At the speed of green

Still not convinced? Then it’s time to break out your environmental scruples. Take a look at this data compiled by the Current Motor Company regarding carbon footprints. Big SUVs are the bigfoots of the bunch while motorcycles and electric scooters are dialing back their shoe sizes big time.

Safety First, Last & Always

Now that you’ve taken the Harley road and realized “It’s time to ride,” then the first thing you need to do is sign up for a Motorcycle Safety course at DCTC. Jim Unger, the college’s customized training director of public safety, reported that DCTC partners with the Minnesota Motorcycle Safety Center and Minnesota State Colleges and Universities as well as community and corporate sponsors to provide one of the most comprehensive motorcycle safety programs in the world. MMSC and DCTC are committed to reducing motorcycle crashes, injuries and fatalities.

Unger himself took motorcycle safety classes at DCTC after 23 years of riding. “I learned a lot,” he said. “I think the Basic Rider course should be taken by anyone who plans on riding a motorcycle.”

MMSC and DCTC Courses
  • Experienced Rider Course | 5 hours
  • Basic Rider Course | 14.5 hours
  • Basic Rider Course Refresher | 5 hours
  • Motorized Bicycle (Moped) Course | 4.5 hours
  • Motorcycle Refresher (Individual Training) | 3 hours

Motorcycle Safety Schedule
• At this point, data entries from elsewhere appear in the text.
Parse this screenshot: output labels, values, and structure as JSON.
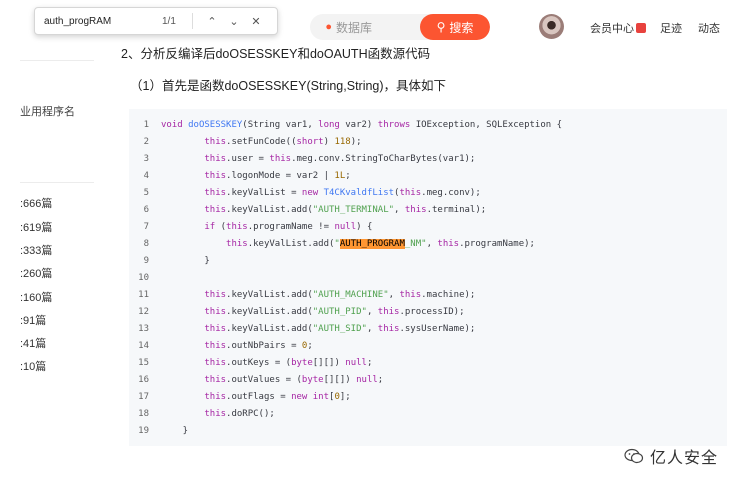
{
  "findbar": {
    "query": "auth_progRAM",
    "count": "1/1"
  },
  "header": {
    "search_placeholder": "数据库",
    "search_button": "搜索",
    "links": [
      "会员中心",
      "足迹",
      "动态"
    ]
  },
  "sidebar": {
    "title": "业用程序名",
    "items": [
      ":666篇",
      ":619篇",
      ":333篇",
      ":260篇",
      ":160篇",
      ":91篇",
      ":41篇",
      ":10篇"
    ]
  },
  "article": {
    "heading": "2、分析反编译后doOSESSKEY和doOAUTH函数源代码",
    "subheading": "（1）首先是函数doOSESSKEY(String,String)，具体如下"
  },
  "code": {
    "line_numbers": [
      "1",
      "2",
      "3",
      "4",
      "5",
      "6",
      "7",
      "8",
      "9",
      "10",
      "11",
      "12",
      "13",
      "14",
      "15",
      "16",
      "17",
      "18",
      "19"
    ]
  },
  "watermark": "亿人安全",
  "colors": {
    "accent": "#fc5531",
    "code_bg": "#f6f8fa",
    "keyword": "#a626a4",
    "function": "#4078f2",
    "string": "#50a14f",
    "number": "#986801",
    "highlight": "#ff9632"
  }
}
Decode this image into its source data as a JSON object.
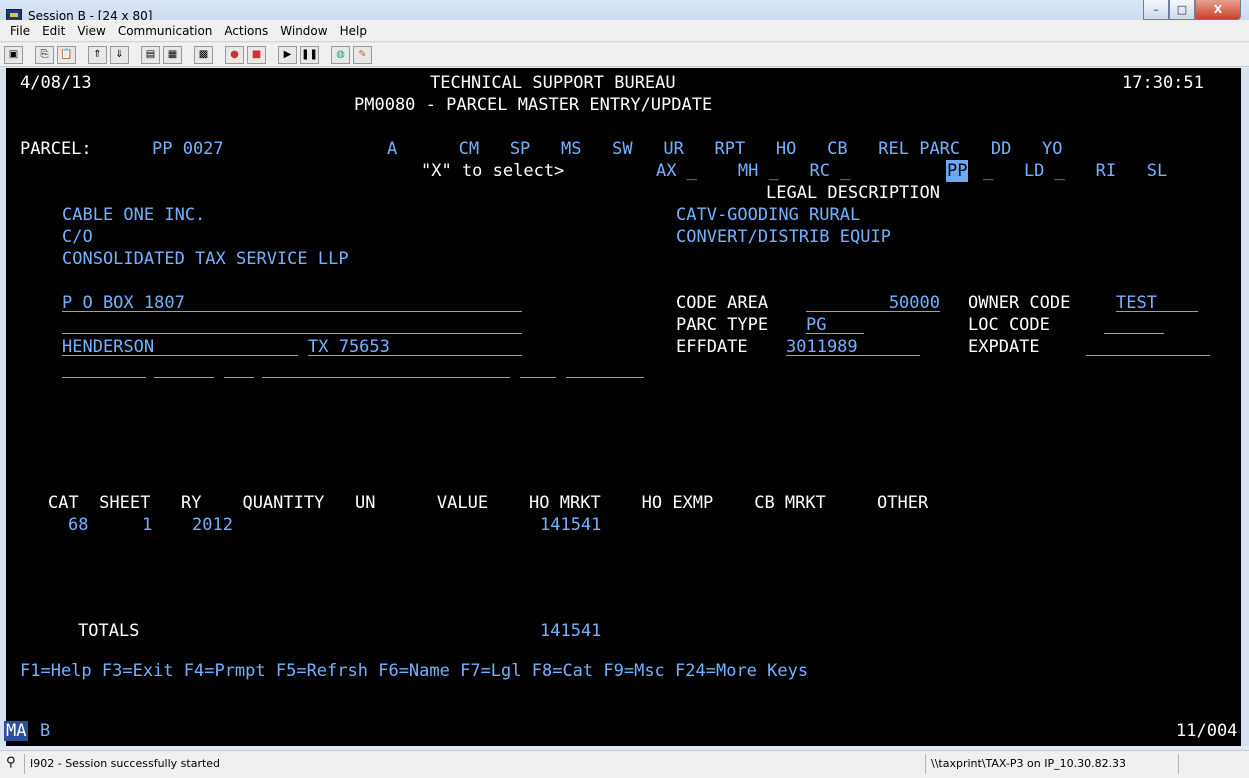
{
  "window": {
    "title": "Session B - [24 x 80]",
    "min": "–",
    "max": "□",
    "close": "X"
  },
  "menu": [
    "File",
    "Edit",
    "View",
    "Communication",
    "Actions",
    "Window",
    "Help"
  ],
  "toolbar_icons": [
    "print-screen-icon",
    "copy-icon",
    "paste-icon",
    "send-icon",
    "receive-icon",
    "display-icon",
    "keypad-icon",
    "macro-icon",
    "record-icon",
    "stop-icon",
    "play-icon",
    "pause-icon",
    "globe-icon",
    "edit-icon"
  ],
  "screen": {
    "date": "4/08/13",
    "org": "TECHNICAL SUPPORT BUREAU",
    "time": "17:30:51",
    "subtitle": "PM0080 - PARCEL MASTER ENTRY/UPDATE",
    "parcel_label": "PARCEL:",
    "parcel_value": "PP 0027",
    "flags_row": "A      CM   SP   MS   SW   UR   RPT   HO   CB   REL PARC   DD   YO",
    "select_label": "\"X\" to select>",
    "select_row": "AX _    MH _   RC _",
    "select_pp": "PP",
    "select_row2": "_   LD _   RI   SL",
    "legal_header": "LEGAL DESCRIPTION",
    "owner_line1": "CABLE ONE INC.",
    "owner_line2": "C/O",
    "owner_line3": "CONSOLIDATED TAX SERVICE LLP",
    "legal_line1": "CATV-GOODING RURAL",
    "legal_line2": "CONVERT/DISTRIB EQUIP",
    "address1": "P O BOX 1807",
    "city": "HENDERSON",
    "state_zip": "TX 75653",
    "code_area_label": "CODE AREA",
    "code_area_value": "50000",
    "owner_code_label": "OWNER CODE",
    "owner_code_value": "TEST",
    "parc_type_label": "PARC TYPE",
    "parc_type_value": "PG",
    "loc_code_label": "LOC CODE",
    "effdate_label": "EFFDATE",
    "effdate_value": "3011989",
    "expdate_label": "EXPDATE",
    "table_header": "CAT  SHEET   RY    QUANTITY   UN      VALUE    HO MRKT    HO EXMP    CB MRKT     OTHER",
    "row1": {
      "cat": "68",
      "sheet": "1",
      "ry": "2012",
      "value": "141541"
    },
    "totals_label": "TOTALS",
    "totals_value": "141541",
    "function_keys": "F1=Help F3=Exit F4=Prmpt F5=Refrsh F6=Name F7=Lgl F8=Cat F9=Msc F24=More Keys"
  },
  "oia": {
    "left": "MA",
    "session": "B",
    "cursor_pos": "11/004"
  },
  "status": {
    "message": "I902 - Session successfully started",
    "printer": "\\\\taxprint\\TAX-P3 on IP_10.30.82.33"
  }
}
Quotes from satisfied students
  • “Good class. Learned a lot and was able to become comfortable with motorcycle, especially with starting and stopping.”
  • “Great instructors. Never been on a bike before and it was the perfect pace.”
  • “I am very happy to have been here, even though I have ridden for a few years. I learned plenty and had a good time.”
  • “I have been riding for six year and this class still helped with my skills. I wish I did this sooner.”
  • “I never thought in three days I would go from never riding a motorcycle to feeling fairly comfortable on one.”
Basic Motorcycle Maintenance

This new offering is a hands-on, four-hour course designed for new riders or people who want to learn basic motorcycle maintenance. Learn how to do a pre-ride inspection, preventative maintenance, repairs on the road and winterization. Topics will include:

  • Basic adjustments
  • Changing oil
  • Clutch adjustment
  • Belt/chain adjustment
  • Brake adjustment
  • General problem-solving

To ride safely, riders should know their bikes as well as the rules of the road. The cost for this class is $65.

For more information about DCTC Motorcycle Safety courses, including the new Basic Motorcycle Maintenance course, contact:
  • Jim Unger
    Director of Public Safety
    651-423-8482

Honda (Elysium) 750 Scooter Concept

Photo courtesy of gizmag